“Dogs are man’s best friend and, as the defendant is about to learn, we are drug dealers’ worst enemy,” Richard Donoghue, U.S. attorney for the Eastern District of New York, said in a statement.

Elorez is suspected of taking part in a conspiracy to bring drugs into the country more than a decade ago, prosecutors said.

The puppies, mostly purebred dogs including Labrador retrievers, had their bellies cut open and heroin stitched in. They were then exported to the United States with the smugglers hoping the dogs’ pedigrees would help ease their path through customs, the U.S. Drug Enforcement Administration has said.

A 2005 raid in Colombia found 10 dogs to be used as drug couriers who were rescued, but many puppies died in the operation, it said.

Elorez was arrested in Spain and extradited to the United States, prosecutors said.

“He betrayed a veterinarian’s pledge to prevent animal suffering when he used his surgical skills in a cruel scheme to smuggle heroin in the abdomens of puppies,” Donoghue said.

(Reporting by Jon Herskovitz; Editing by Paul Tait)

Trump to order National Guard to protect border with Mexico

FILE PHOTO - Members of the U.S Army National Guard monitor the Oculus transportation hub ahead of the U.S presidential election in Manhattan, New York, U.S., November 7, 2016. REUTERS/Andrew Kelly

WASHINGTON (Reuters) – U.S. President Donald Trump will sign a proclamation on Wednesday ordering the deployment of the National Guard to help protect the border with Mexico, Homeland Security Secretary Kirstjen Nielsen said.

Troops may be heading to the border as early as Wednesday night, Nielsen said, saying that the National Guard would support U.S. Custom and Border Protection but would not be involved in enforcement.

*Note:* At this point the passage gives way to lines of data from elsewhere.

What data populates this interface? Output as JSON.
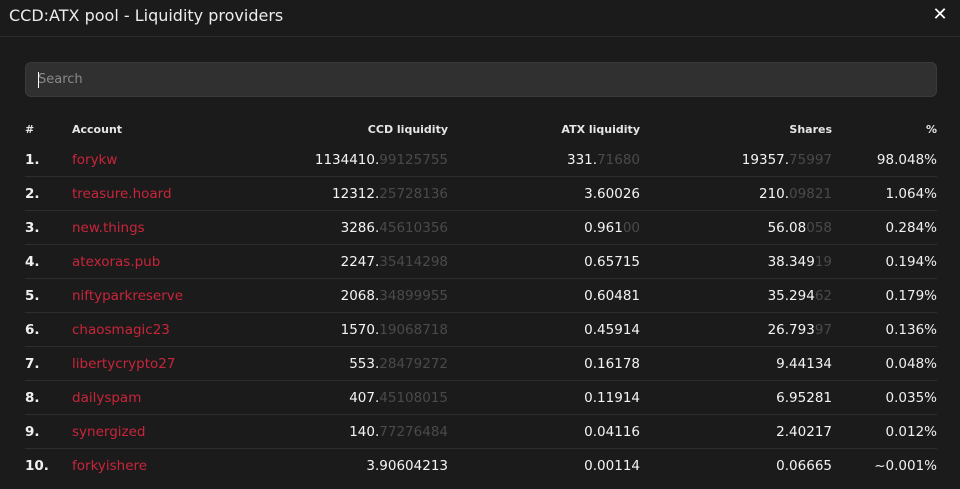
{
  "header": {
    "title": "CCD:ATX pool - Liquidity providers",
    "close_label": "✕"
  },
  "search": {
    "placeholder": "Search",
    "value": ""
  },
  "table": {
    "columns": [
      "#",
      "Account",
      "CCD liquidity",
      "ATX liquidity",
      "Shares",
      "%"
    ],
    "rows": [
      {
        "rank": "1.",
        "account": "forykw",
        "ccd_int": "1134410.",
        "ccd_frac": "99125755",
        "atx_int": "331.",
        "atx_frac": "71680",
        "shares_int": "19357.",
        "shares_frac": "75997",
        "pct": "98.048%"
      },
      {
        "rank": "2.",
        "account": "treasure.hoard",
        "ccd_int": "12312.",
        "ccd_frac": "25728136",
        "atx_int": "3.60026",
        "atx_frac": "",
        "shares_int": "210.",
        "shares_frac": "09821",
        "pct": "1.064%"
      },
      {
        "rank": "3.",
        "account": "new.things",
        "ccd_int": "3286.",
        "ccd_frac": "45610356",
        "atx_int": "0.961",
        "atx_frac": "00",
        "shares_int": "56.08",
        "shares_frac": "058",
        "pct": "0.284%"
      },
      {
        "rank": "4.",
        "account": "atexoras.pub",
        "ccd_int": "2247.",
        "ccd_frac": "35414298",
        "atx_int": "0.65715",
        "atx_frac": "",
        "shares_int": "38.349",
        "shares_frac": "19",
        "pct": "0.194%"
      },
      {
        "rank": "5.",
        "account": "niftyparkreserve",
        "ccd_int": "2068.",
        "ccd_frac": "34899955",
        "atx_int": "0.60481",
        "atx_frac": "",
        "shares_int": "35.294",
        "shares_frac": "62",
        "pct": "0.179%"
      },
      {
        "rank": "6.",
        "account": "chaosmagic23",
        "ccd_int": "1570.",
        "ccd_frac": "19068718",
        "atx_int": "0.45914",
        "atx_frac": "",
        "shares_int": "26.793",
        "shares_frac": "97",
        "pct": "0.136%"
      },
      {
        "rank": "7.",
        "account": "libertycrypto27",
        "ccd_int": "553.",
        "ccd_frac": "28479272",
        "atx_int": "0.16178",
        "atx_frac": "",
        "shares_int": "9.44134",
        "shares_frac": "",
        "pct": "0.048%"
      },
      {
        "rank": "8.",
        "account": "dailyspam",
        "ccd_int": "407.",
        "ccd_frac": "45108015",
        "atx_int": "0.11914",
        "atx_frac": "",
        "shares_int": "6.95281",
        "shares_frac": "",
        "pct": "0.035%"
      },
      {
        "rank": "9.",
        "account": "synergized",
        "ccd_int": "140.",
        "ccd_frac": "77276484",
        "atx_int": "0.04116",
        "atx_frac": "",
        "shares_int": "2.40217",
        "shares_frac": "",
        "pct": "0.012%"
      },
      {
        "rank": "10.",
        "account": "forkyishere",
        "ccd_int": "3.90604213",
        "ccd_frac": "",
        "atx_int": "0.00114",
        "atx_frac": "",
        "shares_int": "0.06665",
        "shares_frac": "",
        "pct": "~0.001%"
      }
    ]
  },
  "colors": {
    "background": "#1b1b1b",
    "account_link": "#c9253a",
    "dim_digits": "#4a4a4a"
  }
}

Nielsen spoke at a White House news briefing a day after Trump sharpened his anti-immigration rhetoric by saying he wanted to deploy U.S. military forces until his promised border wall is built.

Homeland Security Secretary Kirstjen Nielsen speaks during a press briefing on border security at the White House in Washington, U.S., April 4, 2018. REUTERS/Kevin Lamarque

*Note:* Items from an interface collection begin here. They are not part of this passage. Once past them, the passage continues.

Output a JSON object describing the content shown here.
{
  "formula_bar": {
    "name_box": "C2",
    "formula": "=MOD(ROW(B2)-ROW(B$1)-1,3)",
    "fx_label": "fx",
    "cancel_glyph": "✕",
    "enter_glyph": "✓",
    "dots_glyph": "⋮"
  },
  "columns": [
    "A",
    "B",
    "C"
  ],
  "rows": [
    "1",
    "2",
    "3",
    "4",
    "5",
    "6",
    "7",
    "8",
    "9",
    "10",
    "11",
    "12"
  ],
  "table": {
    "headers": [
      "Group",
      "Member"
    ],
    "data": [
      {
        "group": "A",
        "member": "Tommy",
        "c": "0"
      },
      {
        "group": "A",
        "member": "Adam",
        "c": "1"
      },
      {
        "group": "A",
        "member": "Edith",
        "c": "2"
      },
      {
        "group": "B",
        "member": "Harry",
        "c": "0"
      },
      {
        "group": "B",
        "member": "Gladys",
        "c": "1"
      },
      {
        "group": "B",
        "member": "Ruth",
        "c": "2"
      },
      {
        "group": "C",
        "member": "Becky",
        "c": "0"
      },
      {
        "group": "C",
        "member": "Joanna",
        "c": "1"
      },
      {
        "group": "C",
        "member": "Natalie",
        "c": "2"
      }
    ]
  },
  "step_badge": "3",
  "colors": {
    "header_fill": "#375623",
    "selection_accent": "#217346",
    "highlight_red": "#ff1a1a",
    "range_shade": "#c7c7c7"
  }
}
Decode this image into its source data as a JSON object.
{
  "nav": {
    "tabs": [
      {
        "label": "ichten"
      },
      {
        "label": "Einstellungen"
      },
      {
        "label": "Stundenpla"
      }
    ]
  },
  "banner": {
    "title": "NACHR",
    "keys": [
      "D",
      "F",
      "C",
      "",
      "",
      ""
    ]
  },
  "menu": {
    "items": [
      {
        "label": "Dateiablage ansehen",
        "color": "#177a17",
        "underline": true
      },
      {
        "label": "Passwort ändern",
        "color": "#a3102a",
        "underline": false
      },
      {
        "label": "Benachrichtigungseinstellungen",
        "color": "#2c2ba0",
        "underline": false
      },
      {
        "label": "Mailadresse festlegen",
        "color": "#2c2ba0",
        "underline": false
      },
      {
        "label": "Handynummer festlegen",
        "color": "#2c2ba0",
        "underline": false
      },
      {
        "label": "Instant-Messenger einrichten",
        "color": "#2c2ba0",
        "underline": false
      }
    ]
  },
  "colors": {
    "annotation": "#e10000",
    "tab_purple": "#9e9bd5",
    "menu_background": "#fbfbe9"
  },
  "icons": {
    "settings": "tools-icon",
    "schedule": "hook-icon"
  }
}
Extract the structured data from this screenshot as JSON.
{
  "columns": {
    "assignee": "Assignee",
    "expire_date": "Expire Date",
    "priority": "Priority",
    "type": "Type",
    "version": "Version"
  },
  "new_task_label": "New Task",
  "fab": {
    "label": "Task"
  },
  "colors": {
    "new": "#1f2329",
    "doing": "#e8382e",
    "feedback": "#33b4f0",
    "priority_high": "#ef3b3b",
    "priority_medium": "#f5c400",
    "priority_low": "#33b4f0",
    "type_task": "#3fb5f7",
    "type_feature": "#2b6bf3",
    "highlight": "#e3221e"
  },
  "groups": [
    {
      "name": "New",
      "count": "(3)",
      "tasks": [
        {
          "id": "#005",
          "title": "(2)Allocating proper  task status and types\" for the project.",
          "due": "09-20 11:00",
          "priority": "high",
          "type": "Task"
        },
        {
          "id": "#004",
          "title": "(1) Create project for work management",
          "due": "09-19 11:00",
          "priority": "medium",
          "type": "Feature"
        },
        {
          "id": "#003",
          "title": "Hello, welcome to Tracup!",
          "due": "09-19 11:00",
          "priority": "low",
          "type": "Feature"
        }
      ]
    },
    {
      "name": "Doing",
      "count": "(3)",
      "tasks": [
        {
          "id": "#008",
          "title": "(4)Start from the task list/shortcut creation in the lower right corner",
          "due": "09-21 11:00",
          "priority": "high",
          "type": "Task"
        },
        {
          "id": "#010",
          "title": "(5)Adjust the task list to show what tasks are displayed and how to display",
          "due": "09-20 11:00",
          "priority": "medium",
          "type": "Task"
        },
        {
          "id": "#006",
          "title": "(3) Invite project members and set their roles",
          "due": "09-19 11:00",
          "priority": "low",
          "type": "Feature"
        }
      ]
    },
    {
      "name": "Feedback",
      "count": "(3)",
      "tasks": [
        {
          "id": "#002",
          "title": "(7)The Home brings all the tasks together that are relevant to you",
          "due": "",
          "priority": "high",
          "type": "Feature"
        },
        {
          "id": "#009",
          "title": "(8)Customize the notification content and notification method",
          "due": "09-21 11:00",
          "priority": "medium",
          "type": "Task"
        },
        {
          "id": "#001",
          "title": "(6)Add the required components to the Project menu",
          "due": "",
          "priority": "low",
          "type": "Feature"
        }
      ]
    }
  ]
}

Homeland Security Secretary Kirstjen Nielsen speaks during a press briefing on border security at the White House in Washington, U.S., April 4, 2018. REUTERS/Kevin Lamarque

“The president has directed that the Department of Defense and the Department of Homeland Security work together with our governors to deploy the National Guard to our southwest border to assist the Border Patrol,” Nielsen said. “The president will be signing a proclamation to that effect today.”

She said the administration had drafted legislation and would be asking Congress to provide the legal authority and resources to address “this crisis at our borders.”

She did not give the number of the troops to be deployed or the cost of the operation.

Nielsen said that despite steps taken by the administration, the levels of drug smuggling, illegal immigration and dangerous gang activity across the border were unacceptable.

Trump met with Defense Secretary James Mattis, Attorney General Jeff Sessions, Nielsen and other officials to discuss border issues on Tuesday.

“Until we can have a wall and proper security we’re going to be guarding our border with the military,” Trump told reporters at the White House on Tuesday, lamenting what he called “horrible” U.S. laws that left the southern border poorly protected.

On Wednesday, Trump said in a tweet: “Our Border Laws are very weak while those of Mexico andCanada are very strong. Congress must change these Obama era, and other, laws NOW!”

(This version of the story was refiled to add dropped word “but” in paragraph two)

(Reporting by Jeff Mason; Writing by Mohammad Zargham; Editing by Eric Beech and Leslie Adler)